> **Exercise**: Which lines of the listing hold the string "shortcut"? Show each of them.

---------- Recorded data ----------

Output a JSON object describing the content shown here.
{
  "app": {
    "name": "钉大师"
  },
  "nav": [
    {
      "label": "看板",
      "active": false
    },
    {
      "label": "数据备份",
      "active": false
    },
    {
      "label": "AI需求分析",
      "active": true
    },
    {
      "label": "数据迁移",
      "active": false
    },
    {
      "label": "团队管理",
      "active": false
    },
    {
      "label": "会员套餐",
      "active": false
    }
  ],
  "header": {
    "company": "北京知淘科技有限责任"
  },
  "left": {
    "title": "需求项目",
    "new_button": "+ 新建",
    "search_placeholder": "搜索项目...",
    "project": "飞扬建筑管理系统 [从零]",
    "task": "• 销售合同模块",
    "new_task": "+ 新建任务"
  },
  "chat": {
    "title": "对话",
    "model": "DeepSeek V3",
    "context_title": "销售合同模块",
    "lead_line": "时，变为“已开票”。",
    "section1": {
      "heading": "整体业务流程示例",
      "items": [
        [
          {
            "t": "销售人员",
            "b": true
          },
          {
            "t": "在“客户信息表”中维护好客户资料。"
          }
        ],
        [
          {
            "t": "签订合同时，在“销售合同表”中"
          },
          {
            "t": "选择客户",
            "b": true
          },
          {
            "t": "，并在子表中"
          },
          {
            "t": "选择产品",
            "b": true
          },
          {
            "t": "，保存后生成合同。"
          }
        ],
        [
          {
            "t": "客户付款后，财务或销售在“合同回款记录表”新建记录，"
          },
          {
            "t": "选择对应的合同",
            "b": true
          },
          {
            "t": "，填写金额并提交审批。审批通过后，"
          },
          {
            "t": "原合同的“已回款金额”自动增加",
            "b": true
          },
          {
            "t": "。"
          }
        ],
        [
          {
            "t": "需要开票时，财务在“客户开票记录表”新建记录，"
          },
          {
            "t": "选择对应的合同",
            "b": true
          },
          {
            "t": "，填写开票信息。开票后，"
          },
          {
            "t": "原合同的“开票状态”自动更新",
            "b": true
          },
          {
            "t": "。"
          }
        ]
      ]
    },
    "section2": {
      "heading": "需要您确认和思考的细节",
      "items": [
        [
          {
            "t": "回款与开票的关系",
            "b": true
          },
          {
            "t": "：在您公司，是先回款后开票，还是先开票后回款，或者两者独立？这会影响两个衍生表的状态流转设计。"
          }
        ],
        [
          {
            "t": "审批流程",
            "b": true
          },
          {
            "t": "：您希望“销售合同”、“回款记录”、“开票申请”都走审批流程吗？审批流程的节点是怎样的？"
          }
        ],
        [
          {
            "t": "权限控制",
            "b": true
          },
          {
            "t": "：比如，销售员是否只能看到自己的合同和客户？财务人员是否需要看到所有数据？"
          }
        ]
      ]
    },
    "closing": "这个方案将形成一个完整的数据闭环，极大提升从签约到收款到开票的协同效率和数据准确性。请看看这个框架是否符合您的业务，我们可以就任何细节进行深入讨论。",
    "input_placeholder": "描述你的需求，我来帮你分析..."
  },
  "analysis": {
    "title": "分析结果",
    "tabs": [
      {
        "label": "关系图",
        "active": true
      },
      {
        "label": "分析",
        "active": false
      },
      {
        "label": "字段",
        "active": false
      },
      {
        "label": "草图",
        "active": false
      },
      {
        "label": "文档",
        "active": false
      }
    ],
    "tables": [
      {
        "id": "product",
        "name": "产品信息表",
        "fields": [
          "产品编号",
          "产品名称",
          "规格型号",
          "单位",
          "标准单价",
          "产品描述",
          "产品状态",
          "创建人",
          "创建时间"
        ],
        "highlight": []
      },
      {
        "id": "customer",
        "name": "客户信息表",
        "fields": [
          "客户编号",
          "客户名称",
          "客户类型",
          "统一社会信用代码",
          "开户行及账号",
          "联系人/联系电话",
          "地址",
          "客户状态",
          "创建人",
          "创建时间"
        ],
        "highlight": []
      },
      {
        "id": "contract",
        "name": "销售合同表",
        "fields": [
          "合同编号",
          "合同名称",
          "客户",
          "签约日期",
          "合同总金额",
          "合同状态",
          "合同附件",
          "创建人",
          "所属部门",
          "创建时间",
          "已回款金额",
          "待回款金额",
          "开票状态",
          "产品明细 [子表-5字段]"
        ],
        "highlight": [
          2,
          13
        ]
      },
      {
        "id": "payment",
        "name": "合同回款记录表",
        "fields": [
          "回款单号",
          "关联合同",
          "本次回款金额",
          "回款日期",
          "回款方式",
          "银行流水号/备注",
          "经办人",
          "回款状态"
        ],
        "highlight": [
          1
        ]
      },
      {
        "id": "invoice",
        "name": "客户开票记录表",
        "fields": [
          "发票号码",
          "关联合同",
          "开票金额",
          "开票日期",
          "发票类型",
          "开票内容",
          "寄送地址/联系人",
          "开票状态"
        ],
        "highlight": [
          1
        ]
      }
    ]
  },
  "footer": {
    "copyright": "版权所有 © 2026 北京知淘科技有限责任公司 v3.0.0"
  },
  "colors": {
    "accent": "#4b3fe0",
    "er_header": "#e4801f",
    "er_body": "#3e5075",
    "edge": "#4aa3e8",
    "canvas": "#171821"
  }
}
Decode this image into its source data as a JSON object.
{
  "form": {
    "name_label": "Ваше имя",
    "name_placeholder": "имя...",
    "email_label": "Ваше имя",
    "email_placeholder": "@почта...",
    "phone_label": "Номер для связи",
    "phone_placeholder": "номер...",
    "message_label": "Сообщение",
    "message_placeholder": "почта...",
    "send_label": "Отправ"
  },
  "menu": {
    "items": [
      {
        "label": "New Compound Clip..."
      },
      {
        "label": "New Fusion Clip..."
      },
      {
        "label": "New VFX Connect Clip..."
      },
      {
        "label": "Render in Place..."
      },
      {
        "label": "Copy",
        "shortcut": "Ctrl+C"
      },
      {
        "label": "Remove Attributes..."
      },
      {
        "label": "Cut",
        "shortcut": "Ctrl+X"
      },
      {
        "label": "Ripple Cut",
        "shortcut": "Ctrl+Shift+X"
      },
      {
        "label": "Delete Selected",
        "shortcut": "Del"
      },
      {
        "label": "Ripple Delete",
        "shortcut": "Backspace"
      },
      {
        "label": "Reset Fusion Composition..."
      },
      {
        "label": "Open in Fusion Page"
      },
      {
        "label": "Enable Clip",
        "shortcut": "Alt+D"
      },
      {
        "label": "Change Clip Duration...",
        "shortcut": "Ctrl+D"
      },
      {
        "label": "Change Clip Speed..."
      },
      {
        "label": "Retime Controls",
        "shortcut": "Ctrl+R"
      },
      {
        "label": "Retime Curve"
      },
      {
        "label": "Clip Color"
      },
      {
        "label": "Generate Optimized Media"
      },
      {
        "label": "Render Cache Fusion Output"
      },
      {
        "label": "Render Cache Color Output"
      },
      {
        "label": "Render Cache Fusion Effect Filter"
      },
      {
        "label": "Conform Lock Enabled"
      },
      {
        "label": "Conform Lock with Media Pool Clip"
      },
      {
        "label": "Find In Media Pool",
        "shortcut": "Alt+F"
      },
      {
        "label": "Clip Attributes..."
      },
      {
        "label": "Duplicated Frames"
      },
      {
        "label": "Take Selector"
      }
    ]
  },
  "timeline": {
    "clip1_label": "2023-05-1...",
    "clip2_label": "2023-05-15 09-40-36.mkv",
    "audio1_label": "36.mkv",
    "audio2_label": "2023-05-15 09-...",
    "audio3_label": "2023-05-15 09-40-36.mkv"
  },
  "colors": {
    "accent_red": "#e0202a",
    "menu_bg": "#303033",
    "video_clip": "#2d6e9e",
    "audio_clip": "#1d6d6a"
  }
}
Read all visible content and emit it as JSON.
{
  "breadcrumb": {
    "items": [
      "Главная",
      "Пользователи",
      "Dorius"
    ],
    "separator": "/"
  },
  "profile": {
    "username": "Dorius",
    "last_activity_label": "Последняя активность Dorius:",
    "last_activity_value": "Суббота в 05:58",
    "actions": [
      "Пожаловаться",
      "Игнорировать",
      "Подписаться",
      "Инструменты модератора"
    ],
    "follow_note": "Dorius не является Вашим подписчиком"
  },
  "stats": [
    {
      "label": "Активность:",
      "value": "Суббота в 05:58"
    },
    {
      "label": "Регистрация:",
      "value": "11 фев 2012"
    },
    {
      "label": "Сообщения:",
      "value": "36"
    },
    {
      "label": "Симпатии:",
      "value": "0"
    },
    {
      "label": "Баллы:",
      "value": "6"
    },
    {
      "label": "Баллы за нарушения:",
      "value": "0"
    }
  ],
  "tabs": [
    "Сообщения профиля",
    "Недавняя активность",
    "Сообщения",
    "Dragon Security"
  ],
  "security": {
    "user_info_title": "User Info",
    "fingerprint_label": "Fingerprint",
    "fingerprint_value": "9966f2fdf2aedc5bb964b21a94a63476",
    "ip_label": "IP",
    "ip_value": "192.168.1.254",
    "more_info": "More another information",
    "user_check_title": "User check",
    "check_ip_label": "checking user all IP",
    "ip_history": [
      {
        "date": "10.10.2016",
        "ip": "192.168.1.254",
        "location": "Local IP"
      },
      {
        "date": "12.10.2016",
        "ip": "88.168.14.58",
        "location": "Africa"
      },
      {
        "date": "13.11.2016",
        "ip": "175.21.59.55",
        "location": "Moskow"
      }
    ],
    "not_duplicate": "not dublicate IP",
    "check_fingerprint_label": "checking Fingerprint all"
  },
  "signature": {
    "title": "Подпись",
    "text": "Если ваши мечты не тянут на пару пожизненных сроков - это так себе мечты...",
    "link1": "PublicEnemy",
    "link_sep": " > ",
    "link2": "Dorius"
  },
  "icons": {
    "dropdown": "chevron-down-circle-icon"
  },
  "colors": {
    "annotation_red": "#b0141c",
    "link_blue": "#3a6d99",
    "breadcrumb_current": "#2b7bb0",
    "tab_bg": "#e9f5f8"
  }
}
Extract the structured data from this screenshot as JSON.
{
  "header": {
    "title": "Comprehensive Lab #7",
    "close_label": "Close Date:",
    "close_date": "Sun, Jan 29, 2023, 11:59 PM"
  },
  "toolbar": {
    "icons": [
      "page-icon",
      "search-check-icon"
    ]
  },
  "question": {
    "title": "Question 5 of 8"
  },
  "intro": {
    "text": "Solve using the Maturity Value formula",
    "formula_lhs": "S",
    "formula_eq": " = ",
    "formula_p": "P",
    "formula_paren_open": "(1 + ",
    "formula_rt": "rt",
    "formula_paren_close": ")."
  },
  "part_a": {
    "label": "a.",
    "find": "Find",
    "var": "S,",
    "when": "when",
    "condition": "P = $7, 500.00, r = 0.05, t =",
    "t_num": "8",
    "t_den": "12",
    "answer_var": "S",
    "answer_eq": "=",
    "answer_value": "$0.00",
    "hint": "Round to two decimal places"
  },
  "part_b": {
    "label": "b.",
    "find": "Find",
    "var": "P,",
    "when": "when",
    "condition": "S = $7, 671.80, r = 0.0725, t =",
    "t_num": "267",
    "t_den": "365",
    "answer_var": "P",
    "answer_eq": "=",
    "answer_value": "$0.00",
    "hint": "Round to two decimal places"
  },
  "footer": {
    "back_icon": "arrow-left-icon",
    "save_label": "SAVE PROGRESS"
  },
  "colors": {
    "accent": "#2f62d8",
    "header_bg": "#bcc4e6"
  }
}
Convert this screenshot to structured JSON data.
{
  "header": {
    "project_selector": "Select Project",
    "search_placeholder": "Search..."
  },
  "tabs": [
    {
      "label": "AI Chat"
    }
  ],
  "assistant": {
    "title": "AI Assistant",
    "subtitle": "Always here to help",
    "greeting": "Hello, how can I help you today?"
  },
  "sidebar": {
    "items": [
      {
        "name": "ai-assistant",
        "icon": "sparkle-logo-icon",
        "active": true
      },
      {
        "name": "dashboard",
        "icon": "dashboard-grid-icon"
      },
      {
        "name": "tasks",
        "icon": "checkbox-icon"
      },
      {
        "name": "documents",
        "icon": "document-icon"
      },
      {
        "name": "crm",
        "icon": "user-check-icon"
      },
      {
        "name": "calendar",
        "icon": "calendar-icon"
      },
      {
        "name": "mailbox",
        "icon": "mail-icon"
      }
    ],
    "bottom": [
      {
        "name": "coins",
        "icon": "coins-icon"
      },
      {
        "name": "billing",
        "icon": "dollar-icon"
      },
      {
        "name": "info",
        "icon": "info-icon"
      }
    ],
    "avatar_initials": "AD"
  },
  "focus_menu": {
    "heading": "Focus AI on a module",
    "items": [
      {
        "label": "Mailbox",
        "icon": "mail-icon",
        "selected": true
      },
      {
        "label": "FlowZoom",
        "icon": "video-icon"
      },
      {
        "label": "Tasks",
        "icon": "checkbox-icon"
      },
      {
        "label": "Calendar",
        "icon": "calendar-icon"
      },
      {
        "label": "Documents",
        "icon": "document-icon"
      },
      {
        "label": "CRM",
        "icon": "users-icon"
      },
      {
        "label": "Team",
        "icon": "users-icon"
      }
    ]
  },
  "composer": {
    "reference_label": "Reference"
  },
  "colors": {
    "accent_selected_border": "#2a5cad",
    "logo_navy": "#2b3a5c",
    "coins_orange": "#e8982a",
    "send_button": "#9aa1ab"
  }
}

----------

> **Written response**:
        "shortcut": "Ctrl+C"
        "shortcut": "Ctrl+X"
        "shortcut": "Ctrl+Shift+X"
        "shortcut": "Del"
        "shortcut": "Backspace"
        "shortcut": "Alt+D"
        "shortcut": "Ctrl+D"
        "shortcut": "Ctrl+R"
        "shortcut": "Alt+F"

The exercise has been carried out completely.